The Garden Island reports today that Kauai police officer Darla Abbatiello has settled her federal lawsuit against the county. Abbatiello, you may recall, contended she was “harassed, hospitalized and demoted” after reporting claims made by a suspected drug dealer that an alleged ice dealer had paid a police sergeant, who retired last Friday, $6,000 for protection from arrest.
Abbatiello’s settlement brought to mind this piece, which I wrote last year about a time when federal investigators were on the island looking into allegations about local cops involved in the methamphetamine, or ice, trade.
It’s long been rumored that the cops control Kauai’s ice trade, prompting calls for federal reviews that have been officially demanded and reportedly launched, although the FBI will neither confirm nor deny the existence of any such investigation.

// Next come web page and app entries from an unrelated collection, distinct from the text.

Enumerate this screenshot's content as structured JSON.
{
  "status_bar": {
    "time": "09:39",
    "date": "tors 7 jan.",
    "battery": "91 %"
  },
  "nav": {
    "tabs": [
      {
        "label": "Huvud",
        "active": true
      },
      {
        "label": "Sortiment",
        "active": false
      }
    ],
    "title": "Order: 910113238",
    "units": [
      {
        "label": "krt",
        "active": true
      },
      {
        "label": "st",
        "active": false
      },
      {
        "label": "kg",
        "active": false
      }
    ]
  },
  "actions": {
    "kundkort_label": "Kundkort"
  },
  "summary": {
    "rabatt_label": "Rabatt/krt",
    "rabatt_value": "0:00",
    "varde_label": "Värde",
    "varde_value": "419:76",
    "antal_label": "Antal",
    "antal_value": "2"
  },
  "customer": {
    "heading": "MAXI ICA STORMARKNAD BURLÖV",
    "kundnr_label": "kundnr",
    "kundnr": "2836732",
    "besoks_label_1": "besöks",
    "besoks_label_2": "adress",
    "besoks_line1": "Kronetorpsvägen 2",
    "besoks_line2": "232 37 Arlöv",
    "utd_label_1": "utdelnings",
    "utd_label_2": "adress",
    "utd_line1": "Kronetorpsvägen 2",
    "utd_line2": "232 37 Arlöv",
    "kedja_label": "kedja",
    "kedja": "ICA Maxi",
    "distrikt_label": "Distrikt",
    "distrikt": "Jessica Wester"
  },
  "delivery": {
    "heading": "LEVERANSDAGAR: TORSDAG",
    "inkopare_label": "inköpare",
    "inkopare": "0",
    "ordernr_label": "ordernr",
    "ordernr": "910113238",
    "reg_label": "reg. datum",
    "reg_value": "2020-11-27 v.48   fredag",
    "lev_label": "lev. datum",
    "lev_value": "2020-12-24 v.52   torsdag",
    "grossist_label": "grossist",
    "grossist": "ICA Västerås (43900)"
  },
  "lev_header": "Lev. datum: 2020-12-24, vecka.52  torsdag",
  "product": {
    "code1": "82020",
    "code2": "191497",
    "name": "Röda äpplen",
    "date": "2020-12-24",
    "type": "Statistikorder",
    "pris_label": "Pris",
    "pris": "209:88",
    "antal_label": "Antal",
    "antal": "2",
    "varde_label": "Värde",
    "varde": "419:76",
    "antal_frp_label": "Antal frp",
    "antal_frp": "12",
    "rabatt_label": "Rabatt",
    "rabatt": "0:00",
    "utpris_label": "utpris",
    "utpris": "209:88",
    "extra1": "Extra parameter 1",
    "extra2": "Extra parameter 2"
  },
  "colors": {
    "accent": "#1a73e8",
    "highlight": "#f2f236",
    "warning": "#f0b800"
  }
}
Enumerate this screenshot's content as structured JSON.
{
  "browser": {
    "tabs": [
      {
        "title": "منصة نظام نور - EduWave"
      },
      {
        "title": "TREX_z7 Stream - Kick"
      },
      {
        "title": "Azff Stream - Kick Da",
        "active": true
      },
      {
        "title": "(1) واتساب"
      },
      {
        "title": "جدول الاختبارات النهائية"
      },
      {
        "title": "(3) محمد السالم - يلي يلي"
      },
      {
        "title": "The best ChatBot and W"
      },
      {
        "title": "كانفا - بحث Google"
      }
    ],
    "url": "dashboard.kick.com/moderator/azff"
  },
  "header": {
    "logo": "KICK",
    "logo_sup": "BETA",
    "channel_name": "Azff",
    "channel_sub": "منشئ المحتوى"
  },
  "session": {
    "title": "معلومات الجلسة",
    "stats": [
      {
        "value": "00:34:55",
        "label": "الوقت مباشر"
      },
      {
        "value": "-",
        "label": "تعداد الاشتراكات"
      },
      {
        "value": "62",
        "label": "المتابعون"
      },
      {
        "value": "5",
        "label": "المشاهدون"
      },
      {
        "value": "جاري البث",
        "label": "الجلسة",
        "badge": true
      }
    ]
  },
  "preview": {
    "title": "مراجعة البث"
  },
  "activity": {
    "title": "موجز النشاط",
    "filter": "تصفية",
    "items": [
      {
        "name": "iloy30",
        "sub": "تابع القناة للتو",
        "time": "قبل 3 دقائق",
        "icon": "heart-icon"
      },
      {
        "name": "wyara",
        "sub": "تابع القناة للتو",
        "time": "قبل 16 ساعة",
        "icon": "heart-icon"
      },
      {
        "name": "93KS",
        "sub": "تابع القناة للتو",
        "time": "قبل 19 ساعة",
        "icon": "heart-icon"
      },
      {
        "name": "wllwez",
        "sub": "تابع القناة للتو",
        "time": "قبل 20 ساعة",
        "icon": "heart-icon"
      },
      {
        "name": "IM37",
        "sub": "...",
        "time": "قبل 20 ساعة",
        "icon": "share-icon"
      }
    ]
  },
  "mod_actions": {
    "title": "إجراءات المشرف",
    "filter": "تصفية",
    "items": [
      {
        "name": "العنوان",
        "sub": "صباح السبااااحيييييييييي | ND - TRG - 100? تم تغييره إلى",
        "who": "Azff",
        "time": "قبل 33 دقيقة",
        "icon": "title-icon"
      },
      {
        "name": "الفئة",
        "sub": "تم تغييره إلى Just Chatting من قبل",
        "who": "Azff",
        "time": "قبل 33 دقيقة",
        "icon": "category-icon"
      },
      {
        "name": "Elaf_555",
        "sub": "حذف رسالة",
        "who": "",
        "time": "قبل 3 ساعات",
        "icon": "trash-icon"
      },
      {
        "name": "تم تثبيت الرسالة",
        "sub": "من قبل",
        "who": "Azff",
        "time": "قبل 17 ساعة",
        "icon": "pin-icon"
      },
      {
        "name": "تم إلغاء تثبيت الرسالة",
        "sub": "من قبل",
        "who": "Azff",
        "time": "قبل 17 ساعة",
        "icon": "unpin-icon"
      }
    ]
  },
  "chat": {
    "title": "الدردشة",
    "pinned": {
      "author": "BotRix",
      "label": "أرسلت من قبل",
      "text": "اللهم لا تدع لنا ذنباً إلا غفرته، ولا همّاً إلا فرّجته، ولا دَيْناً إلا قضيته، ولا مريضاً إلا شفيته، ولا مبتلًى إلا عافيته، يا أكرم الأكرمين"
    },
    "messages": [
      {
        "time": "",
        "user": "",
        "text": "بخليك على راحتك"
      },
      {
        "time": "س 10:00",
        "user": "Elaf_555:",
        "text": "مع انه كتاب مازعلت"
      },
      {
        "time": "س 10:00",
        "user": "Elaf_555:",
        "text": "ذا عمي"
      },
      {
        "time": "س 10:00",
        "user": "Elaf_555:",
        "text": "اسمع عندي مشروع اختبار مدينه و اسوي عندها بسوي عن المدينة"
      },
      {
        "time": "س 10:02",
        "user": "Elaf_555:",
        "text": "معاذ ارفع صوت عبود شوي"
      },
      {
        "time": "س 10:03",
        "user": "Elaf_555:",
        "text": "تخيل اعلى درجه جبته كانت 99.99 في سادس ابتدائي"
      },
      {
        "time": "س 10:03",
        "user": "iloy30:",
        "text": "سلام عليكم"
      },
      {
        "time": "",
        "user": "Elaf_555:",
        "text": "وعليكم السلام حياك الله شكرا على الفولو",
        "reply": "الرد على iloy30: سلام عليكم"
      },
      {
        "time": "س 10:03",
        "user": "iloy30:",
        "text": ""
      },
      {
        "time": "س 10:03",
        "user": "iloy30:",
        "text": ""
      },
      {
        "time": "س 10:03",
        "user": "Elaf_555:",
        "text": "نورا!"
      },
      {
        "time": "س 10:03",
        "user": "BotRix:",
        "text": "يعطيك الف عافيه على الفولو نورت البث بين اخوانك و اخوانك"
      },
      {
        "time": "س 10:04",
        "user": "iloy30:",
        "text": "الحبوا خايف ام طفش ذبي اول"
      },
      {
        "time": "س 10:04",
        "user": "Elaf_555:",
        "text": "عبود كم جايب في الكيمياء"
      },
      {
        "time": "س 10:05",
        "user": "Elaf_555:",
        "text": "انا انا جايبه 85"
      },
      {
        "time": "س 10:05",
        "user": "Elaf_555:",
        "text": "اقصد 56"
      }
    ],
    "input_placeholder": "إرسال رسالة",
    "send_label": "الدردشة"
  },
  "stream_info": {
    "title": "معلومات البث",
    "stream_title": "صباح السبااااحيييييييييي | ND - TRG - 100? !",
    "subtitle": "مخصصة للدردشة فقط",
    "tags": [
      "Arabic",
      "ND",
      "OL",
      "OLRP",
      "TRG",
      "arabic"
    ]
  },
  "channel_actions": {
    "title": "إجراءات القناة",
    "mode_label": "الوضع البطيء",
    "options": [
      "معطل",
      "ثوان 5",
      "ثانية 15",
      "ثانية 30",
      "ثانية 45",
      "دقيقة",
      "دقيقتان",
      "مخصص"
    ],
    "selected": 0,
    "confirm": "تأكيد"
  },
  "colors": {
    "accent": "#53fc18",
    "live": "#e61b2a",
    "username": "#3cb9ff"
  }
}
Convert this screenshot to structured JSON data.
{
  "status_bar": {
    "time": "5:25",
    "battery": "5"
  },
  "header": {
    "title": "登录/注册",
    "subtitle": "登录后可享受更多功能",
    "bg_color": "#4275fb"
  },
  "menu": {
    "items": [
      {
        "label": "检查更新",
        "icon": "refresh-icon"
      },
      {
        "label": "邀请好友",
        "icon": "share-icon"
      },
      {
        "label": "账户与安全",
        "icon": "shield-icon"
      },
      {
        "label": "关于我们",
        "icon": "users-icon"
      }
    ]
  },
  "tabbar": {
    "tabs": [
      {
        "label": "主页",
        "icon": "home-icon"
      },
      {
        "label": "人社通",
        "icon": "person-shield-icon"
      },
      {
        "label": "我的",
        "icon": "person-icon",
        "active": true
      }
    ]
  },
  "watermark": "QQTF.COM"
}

But the tweakers on the North Shore know the rumors are true because they’re pale, bulking up — code words for an ice drought. All the lost boys who aren’t sleeping, or eating, stop each other at the beach parks, or on the street, where they exchange a standard greeting: “Who’s got the shit?”
The small time dealers have no supply to meet the demand, but still their customers keep calling, pressing for a big bag, a little bag, something, anything, unwilling to accept the response: “How many times I gotta tell you guys, I no more da shit?”
It’s totally, utterly dry, and word spreads quickly through the coconut wireless that the flow has stopped because the feds are in town, interviewing disgruntled police officers who claim that other cops do run the shit.
The bruddahs don’t care who makes the deals; they just want the shit. It’s been ten days, longer than many of them have been clean in ten years, and they’re getting restless, irritable, sharp-tongued, abrupt.
A few say they’re over it already, but more roam about incessantly, looking for somebody, anybody, nobody’s got the shit. One or two catch an occasional crack and claim they’re flying; abstinence, it seems, heightens the rush, a revelation that fuels the excitement of others impatiently awaiting their turn at the glass pipe, hopefully certain it won’t be much longer because, after all, the feds can’t stay in town forever.